ASSIGNMENT: Pull every line with "Intel" from the entries below.

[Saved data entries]
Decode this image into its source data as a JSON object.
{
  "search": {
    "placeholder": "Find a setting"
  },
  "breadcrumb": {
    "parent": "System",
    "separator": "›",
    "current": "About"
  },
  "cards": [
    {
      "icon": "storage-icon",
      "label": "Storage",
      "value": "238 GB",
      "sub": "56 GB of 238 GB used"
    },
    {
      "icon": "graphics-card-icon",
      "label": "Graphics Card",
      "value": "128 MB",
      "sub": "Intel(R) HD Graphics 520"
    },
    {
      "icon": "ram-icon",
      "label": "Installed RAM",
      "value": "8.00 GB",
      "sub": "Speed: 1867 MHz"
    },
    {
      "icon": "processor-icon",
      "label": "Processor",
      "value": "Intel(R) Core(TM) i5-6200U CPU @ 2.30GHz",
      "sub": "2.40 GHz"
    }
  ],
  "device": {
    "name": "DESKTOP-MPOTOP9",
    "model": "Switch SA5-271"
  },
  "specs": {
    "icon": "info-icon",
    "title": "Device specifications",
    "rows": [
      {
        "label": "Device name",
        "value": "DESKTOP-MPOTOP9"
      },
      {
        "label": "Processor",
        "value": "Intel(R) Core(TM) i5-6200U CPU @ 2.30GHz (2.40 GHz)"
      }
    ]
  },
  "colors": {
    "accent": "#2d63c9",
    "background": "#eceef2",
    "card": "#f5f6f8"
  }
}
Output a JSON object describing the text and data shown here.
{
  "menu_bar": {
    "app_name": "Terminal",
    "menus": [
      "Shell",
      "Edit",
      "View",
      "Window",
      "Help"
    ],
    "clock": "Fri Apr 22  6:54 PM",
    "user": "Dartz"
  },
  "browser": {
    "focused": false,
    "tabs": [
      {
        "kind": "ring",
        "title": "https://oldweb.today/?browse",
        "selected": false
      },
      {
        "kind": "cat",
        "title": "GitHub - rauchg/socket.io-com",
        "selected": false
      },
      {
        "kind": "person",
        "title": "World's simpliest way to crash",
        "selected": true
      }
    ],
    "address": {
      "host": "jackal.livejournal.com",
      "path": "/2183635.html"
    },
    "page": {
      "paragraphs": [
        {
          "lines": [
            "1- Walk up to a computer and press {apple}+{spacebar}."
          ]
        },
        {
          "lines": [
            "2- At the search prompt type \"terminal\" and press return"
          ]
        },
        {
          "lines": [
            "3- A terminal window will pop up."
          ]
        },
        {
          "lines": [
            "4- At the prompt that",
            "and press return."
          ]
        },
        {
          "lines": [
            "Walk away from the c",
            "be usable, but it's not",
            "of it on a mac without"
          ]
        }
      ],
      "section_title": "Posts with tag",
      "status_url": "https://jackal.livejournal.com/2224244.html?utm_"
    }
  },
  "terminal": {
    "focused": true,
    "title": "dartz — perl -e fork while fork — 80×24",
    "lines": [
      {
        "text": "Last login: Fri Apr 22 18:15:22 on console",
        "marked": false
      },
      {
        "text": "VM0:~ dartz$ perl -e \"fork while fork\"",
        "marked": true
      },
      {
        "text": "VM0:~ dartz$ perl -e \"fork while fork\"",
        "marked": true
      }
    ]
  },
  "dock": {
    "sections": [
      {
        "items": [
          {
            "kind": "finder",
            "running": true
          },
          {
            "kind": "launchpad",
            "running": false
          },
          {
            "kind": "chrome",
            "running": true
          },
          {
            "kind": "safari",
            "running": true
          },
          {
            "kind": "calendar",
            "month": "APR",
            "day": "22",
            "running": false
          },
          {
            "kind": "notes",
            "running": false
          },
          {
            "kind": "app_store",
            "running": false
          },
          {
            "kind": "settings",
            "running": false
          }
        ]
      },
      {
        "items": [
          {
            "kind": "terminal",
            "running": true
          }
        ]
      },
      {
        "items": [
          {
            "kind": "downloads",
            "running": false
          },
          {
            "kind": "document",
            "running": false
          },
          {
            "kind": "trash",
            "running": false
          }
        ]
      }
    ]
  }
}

TASK ANSWER:
      "sub": "Intel(R) HD Graphics 520"
      "value": "Intel(R) Core(TM) i5-6200U CPU @ 2.30GHz",
        "value": "Intel(R) Core(TM) i5-6200U CPU @ 2.30GHz (2.40 GHz)"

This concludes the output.